Reviewed by John Park

Among the never-ending stream of modern musical films, there were some hits, (Moulin Rouge, Hairspray) complete critical/financial flops (2009’s Fame and Rent) and those in between. (Evita, The Phantom of the Opera) But before you say “Oh no, not another flashy, camp, musical film”, Nine turns into a complex character study of one complicated film director.

Nine is based on an Italian masterpiece 8 ½ directed by Federico Fellini, which incidentally is based on Fellini himself. Daniel Day-Lewis plays Guido Contini, a troubled but once talented film director who is failing to write a single word for his script even when the costumes are being made, the sets are being built, and the film is supposed to be shot in ten days. His writer’s block is worsened by the complicated relationships he shares with the various women in his life. Day-Lewis’ Contini is not Marcello Mastroianni’s Guido in 8 ½ but is a more confused, burnt-out, and most importantly, is an original character that does not try to mimic the old version in any way.

To be honest, who wouldn’t be slightly distracted in his situation? He’s surrounded by his beautiful wife Luisa (Marion Cotillard), his seductive mistress Carla (Penélope Cruz), his muse Claudia (Nicole Kidman), his confidante Lilane (Judi Dench), Stephanie (Kate Hudson), a stunning reporter who wants to have a good lay with Contini more than anything else, memories of his Mamma (Sophia Loren), and a prostitute from his childhood, Saraghina (Stacey ‘Fergie’ Ferguson) who taught him the art of love-making. All of these characters are introduced in a spectacular opening sequence where the women’s relationships with Guido are briefly explained.

Reading the long list of fabulous actors can build up unwanted hype and expectations. We all know they can act full stop. Just between the eight of them they share seven Oscar wins and eleven further nominations. Cotillard gives a quiet but intense performance as the victim of Contini’s numerous affairs, her intense rendition of “Take it All” making the audience truly sympathise with the situation this woman is in, Cruz is overflowing with sex appeal, more so when she’s twisting and wrapping her body around ropes and curtains, Kidman blesses the screen with her angelic, beautiful presence etc… But the important factor is to remember that this is a musical and to ask the crucial question of whether they can sing.
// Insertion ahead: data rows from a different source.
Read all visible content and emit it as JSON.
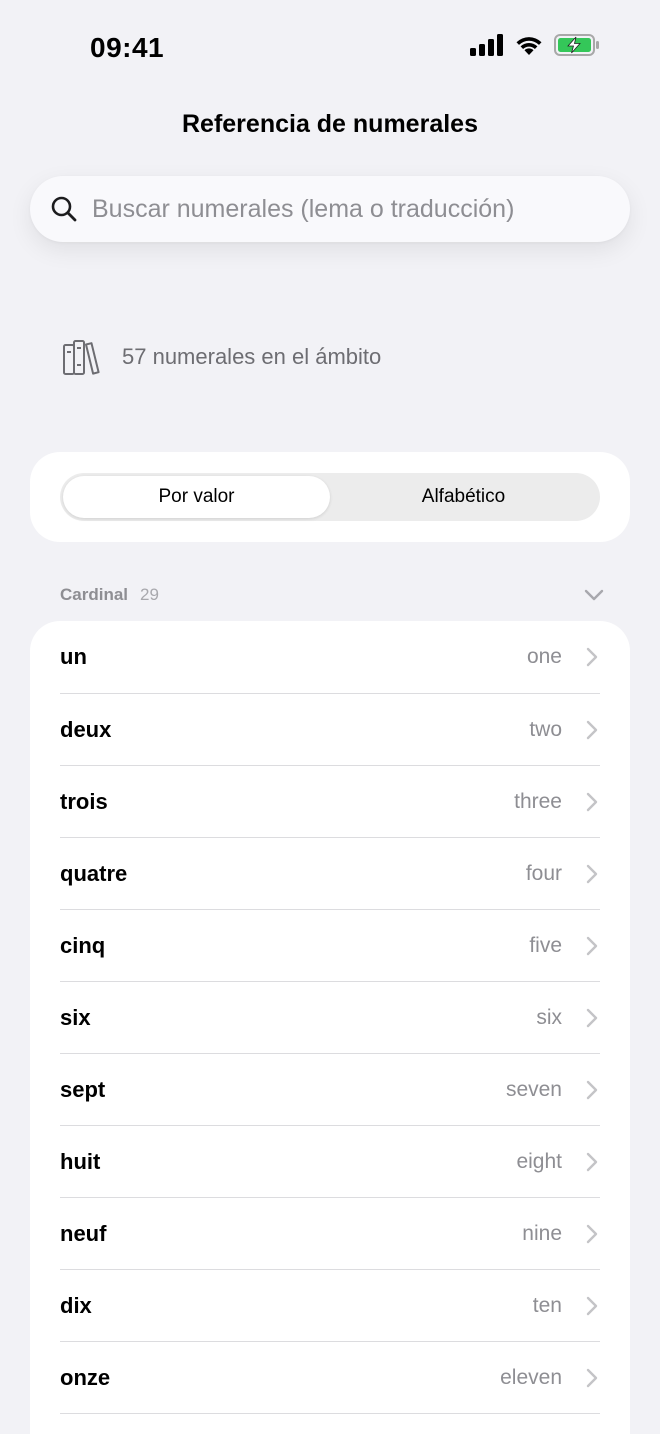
{
  "status_bar": {
    "time": "09:41"
  },
  "header": {
    "title": "Referencia de numerales"
  },
  "search": {
    "placeholder": "Buscar numerales (lema o traducción)",
    "value": ""
  },
  "scope": {
    "count_text": "57 numerales en el ámbito",
    "icon": "books-icon"
  },
  "sort": {
    "options": [
      "Por valor",
      "Alfabético"
    ],
    "selected": "Por valor"
  },
  "section": {
    "title": "Cardinal",
    "count": "29",
    "expanded": true
  },
  "items": [
    {
      "lemma": "un",
      "translation": "one"
    },
    {
      "lemma": "deux",
      "translation": "two"
    },
    {
      "lemma": "trois",
      "translation": "three"
    },
    {
      "lemma": "quatre",
      "translation": "four"
    },
    {
      "lemma": "cinq",
      "translation": "five"
    },
    {
      "lemma": "six",
      "translation": "six"
    },
    {
      "lemma": "sept",
      "translation": "seven"
    },
    {
      "lemma": "huit",
      "translation": "eight"
    },
    {
      "lemma": "neuf",
      "translation": "nine"
    },
    {
      "lemma": "dix",
      "translation": "ten"
    },
    {
      "lemma": "onze",
      "translation": "eleven"
    }
  ],
  "colors": {
    "background": "#f2f2f6",
    "card": "#ffffff",
    "secondary_text": "#8e8e93",
    "battery_green": "#34c759"
  }
}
Well, of course they can.

The casting of Day-Lewis was considered to be an odd one when first announced. No-one knew whether he could sing or not, and no-one really knew whether he could be convincing as an Italian. But once again, he doesn’t disappoint and his performance is faultless. He surprises all of us when he proves that his singing is just as powerful and effective as his acting. He only sings a couple of songs, but they’re unforgettable ones. His scruffy appearance reflects his chaotic lifestyle and it’s not surprising that he’s struggling to write a script.

Hudson, although stuck with a character who doesn’t end up being too crucial, is given her moment to shine with probably one of the best and memorable songs in the film, “Cinema Italiano.” She sings and dances her heart out, as do the back-up singers/dancers. The music is immediately catchy, as is the electrifying choreography that Hudson handles perfectly.

A special round of applause however, must go to Ferguson, who arguably delivers the best musical number in the film. For those who have seen the trailers, the song “Be Italian” will be quite familiar. But just wait until you see the big picture, when the big screen and sound systems capture Ferguson’s bold, steady voice as well as the sexy, dangerous and captivating visuals. The song covers two very different timelines and styles. There’s Contini’s intimate black-and-white flashback of Saraghina teaching the ever-so enthusiastic boys about sex, and then there’s the more passionate, full-coloured (very effectively in red and black) scene of Saraghina, various other women, sand and tambourines. What’s more impressive is Fergie’s perfect transformation into her character. She gained something like eight kilos and with her push-up dress, messy hair and glaring eyes, she looks exactly like someone who successfully sells sex for a living, promising to fulfill all the hidden male fantasies.

Due to the large cast, some actresses aren’t given enough deserving focus. Loren, Dench and Kidman are all marvellous singers but are all underused. Giving each and every one of them the full attention would probably have brought the running time right up to the three-hour mark and could have been overly tedious. But it’s just not that easy to forget all about the three fabulous actresses after their stunning but brief appearances.

Nine is a sophisticated, dazzling, savvy musical. Rob Marshall delivers a more stylish, focused film than his previous musical effort Chicago. There is a noticeable lack of memorable songs, and it won’t be easy to hum the songs again outside the cinema but it’s hard to care when you can remember the astonishing choreography and faultless performances in a heart-beat.